• What you are asked to do: If a line in the records below contains the word "Borders", return that line.

Data extracted from a collection:
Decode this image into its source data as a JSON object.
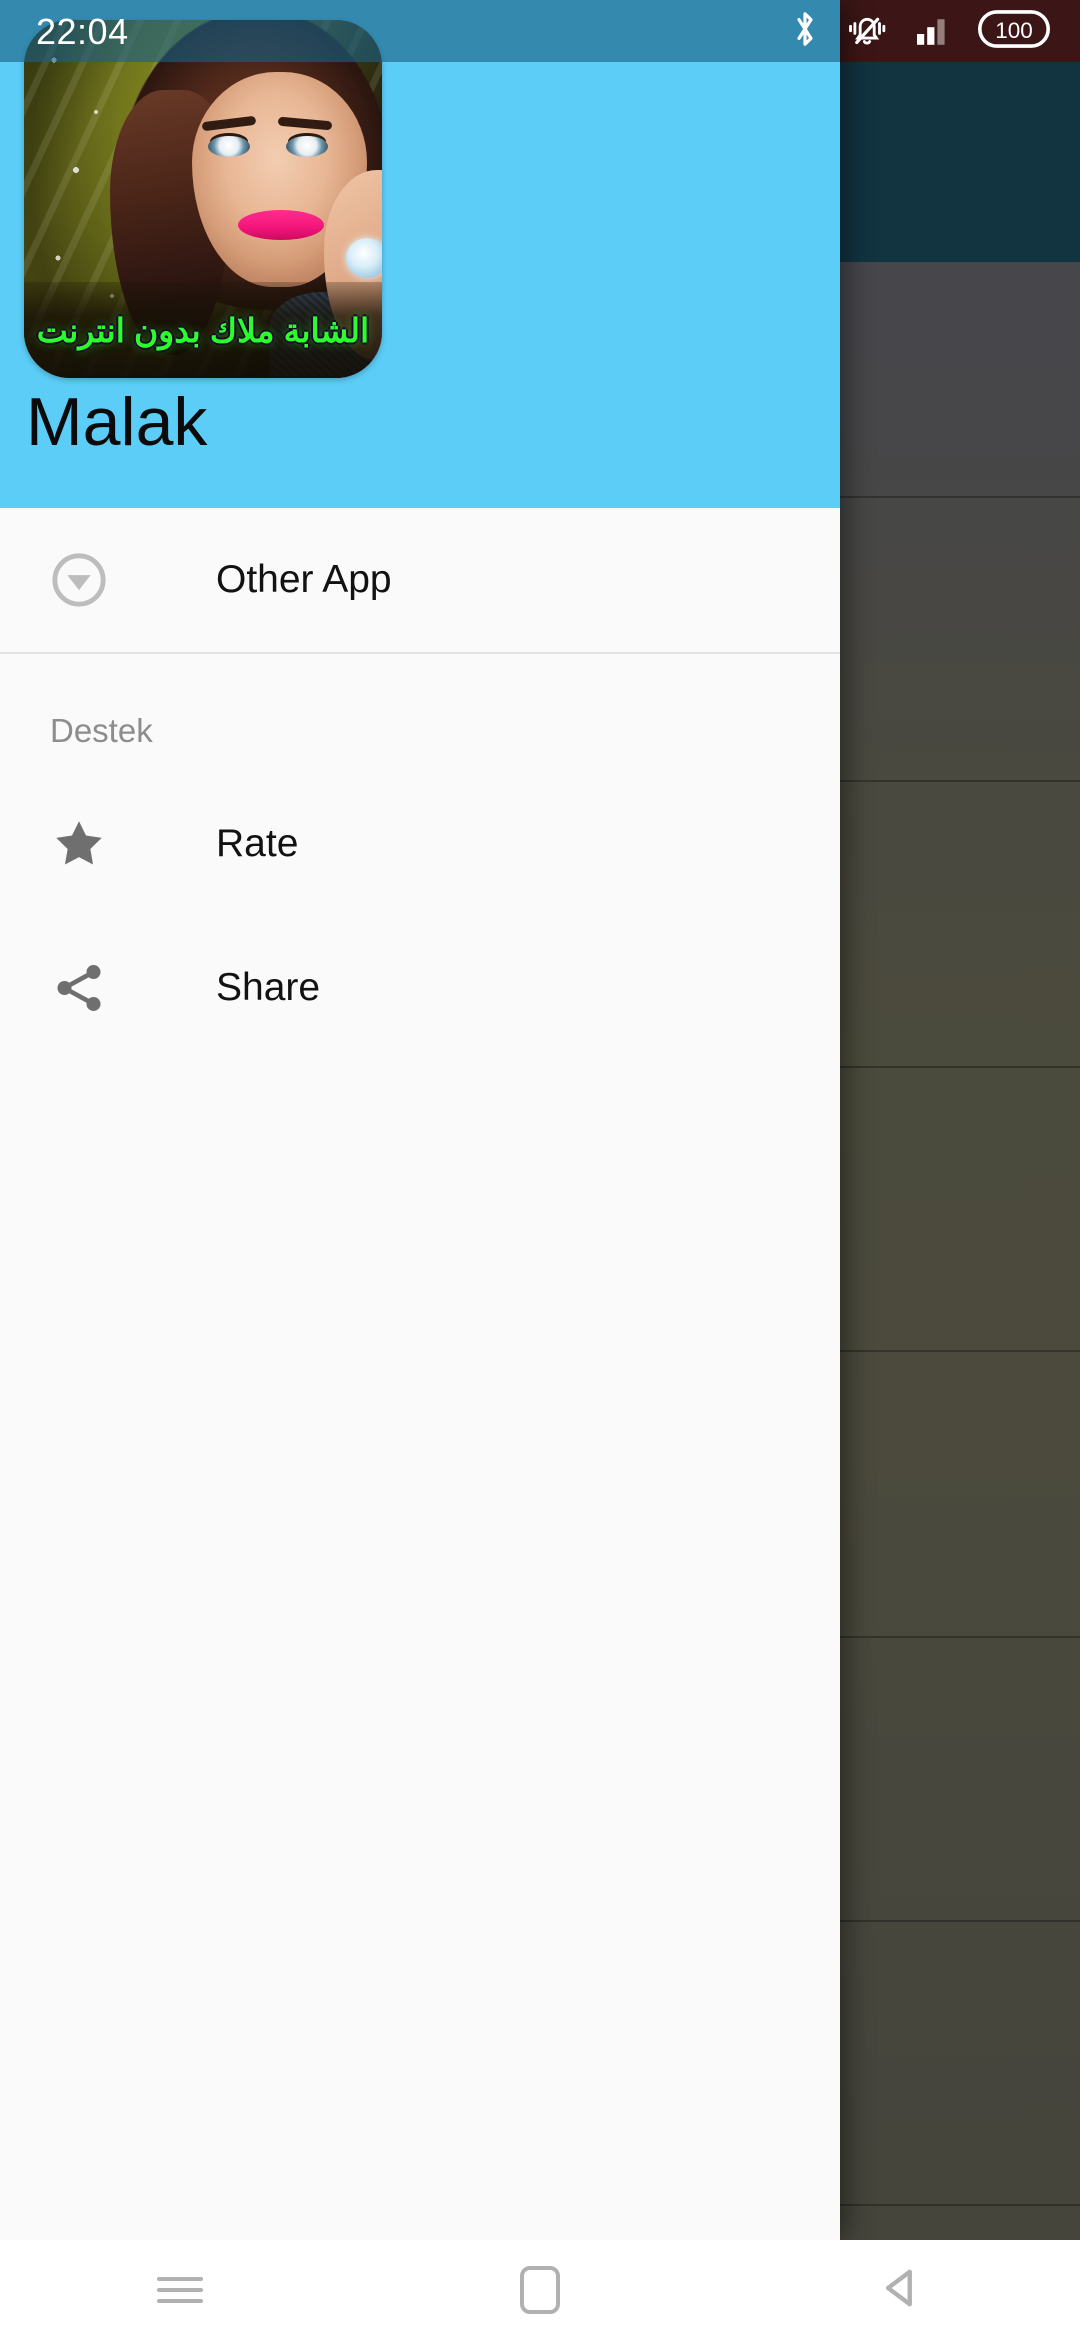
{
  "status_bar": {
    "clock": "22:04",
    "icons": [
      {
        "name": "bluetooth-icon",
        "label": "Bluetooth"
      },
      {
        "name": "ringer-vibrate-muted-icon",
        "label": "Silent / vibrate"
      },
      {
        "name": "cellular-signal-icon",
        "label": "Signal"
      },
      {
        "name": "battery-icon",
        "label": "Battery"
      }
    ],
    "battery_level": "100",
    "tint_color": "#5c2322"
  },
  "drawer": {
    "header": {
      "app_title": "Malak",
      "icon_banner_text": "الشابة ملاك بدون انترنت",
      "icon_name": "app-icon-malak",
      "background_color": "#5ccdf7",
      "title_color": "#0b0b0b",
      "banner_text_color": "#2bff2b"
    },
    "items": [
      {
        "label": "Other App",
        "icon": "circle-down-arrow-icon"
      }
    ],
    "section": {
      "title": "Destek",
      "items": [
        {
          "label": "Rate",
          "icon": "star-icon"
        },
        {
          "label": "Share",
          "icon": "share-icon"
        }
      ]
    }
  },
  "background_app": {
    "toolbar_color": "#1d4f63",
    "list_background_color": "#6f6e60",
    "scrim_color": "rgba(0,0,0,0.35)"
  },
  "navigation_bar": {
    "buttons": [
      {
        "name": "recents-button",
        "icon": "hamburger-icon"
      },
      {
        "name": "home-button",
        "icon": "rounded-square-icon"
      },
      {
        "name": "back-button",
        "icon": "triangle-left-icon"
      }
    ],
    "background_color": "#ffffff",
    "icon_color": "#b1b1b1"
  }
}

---

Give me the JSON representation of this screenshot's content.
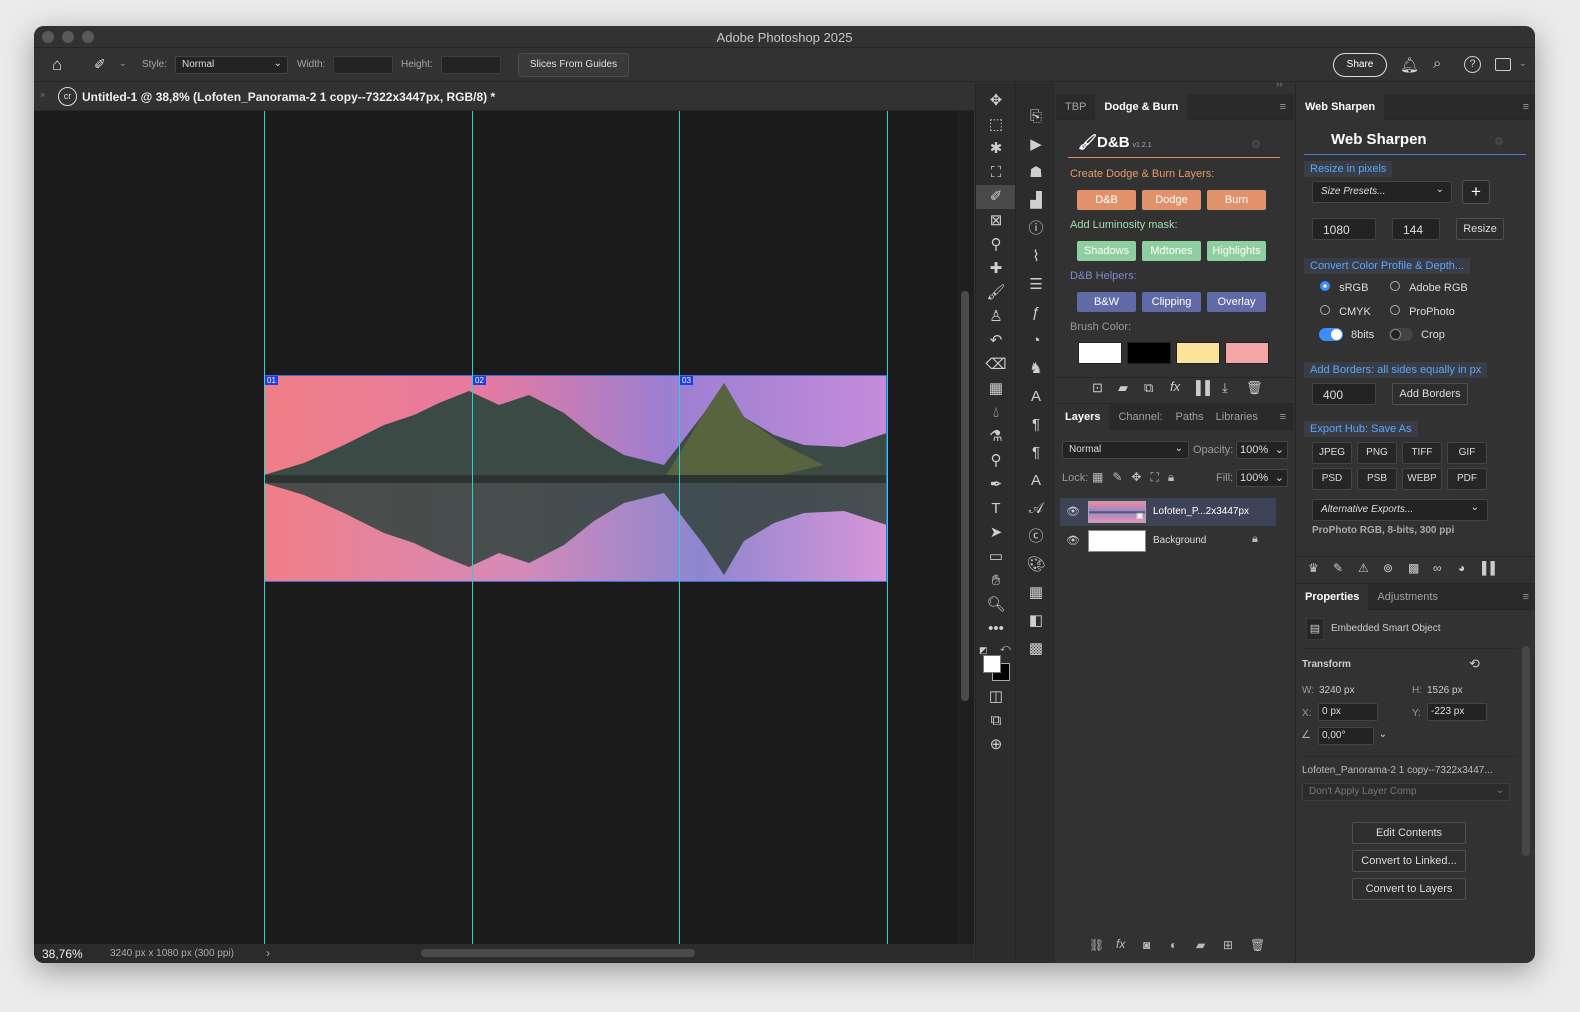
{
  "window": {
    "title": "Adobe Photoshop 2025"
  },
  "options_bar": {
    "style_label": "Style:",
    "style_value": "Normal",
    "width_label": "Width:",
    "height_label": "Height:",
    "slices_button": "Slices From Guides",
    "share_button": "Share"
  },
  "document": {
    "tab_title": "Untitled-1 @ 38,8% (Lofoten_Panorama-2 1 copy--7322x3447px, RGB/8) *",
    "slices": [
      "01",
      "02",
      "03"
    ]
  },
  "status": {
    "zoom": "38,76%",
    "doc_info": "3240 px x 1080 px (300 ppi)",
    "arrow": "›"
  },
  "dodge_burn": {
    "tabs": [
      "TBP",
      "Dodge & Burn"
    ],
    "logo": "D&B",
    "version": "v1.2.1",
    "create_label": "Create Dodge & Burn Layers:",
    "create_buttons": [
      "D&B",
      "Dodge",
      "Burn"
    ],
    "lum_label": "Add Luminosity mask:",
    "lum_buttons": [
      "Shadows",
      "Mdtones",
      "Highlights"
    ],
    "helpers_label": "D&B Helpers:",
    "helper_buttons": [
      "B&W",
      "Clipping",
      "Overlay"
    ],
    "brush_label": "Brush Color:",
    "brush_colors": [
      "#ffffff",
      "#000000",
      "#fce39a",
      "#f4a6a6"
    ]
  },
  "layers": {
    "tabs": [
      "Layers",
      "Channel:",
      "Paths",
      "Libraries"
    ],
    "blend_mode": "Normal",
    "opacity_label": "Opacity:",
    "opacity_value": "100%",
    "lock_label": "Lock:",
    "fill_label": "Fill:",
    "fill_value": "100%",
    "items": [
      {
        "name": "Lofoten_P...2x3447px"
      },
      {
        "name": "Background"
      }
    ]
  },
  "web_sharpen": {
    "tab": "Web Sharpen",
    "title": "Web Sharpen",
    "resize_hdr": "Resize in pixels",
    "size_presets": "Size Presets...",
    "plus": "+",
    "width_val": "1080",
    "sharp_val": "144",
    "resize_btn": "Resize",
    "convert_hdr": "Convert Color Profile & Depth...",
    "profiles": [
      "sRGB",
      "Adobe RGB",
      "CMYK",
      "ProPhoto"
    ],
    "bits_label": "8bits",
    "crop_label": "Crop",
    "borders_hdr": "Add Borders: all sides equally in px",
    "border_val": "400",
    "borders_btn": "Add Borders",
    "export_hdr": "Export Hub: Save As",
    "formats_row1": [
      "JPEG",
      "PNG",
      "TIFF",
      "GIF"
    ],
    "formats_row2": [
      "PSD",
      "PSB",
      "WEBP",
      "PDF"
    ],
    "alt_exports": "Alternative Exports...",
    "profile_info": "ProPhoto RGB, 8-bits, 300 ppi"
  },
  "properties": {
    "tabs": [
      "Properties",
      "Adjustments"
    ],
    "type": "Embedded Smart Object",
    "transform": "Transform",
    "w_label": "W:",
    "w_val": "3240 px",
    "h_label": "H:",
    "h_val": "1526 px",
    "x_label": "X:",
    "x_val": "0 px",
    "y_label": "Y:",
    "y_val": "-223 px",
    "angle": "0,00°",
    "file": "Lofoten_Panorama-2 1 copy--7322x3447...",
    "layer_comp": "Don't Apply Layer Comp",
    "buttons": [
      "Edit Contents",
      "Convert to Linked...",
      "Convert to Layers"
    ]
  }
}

• Written solution:
    "borders_hdr": "Add Borders: all sides equally in px",
    "borders_btn": "Add Borders",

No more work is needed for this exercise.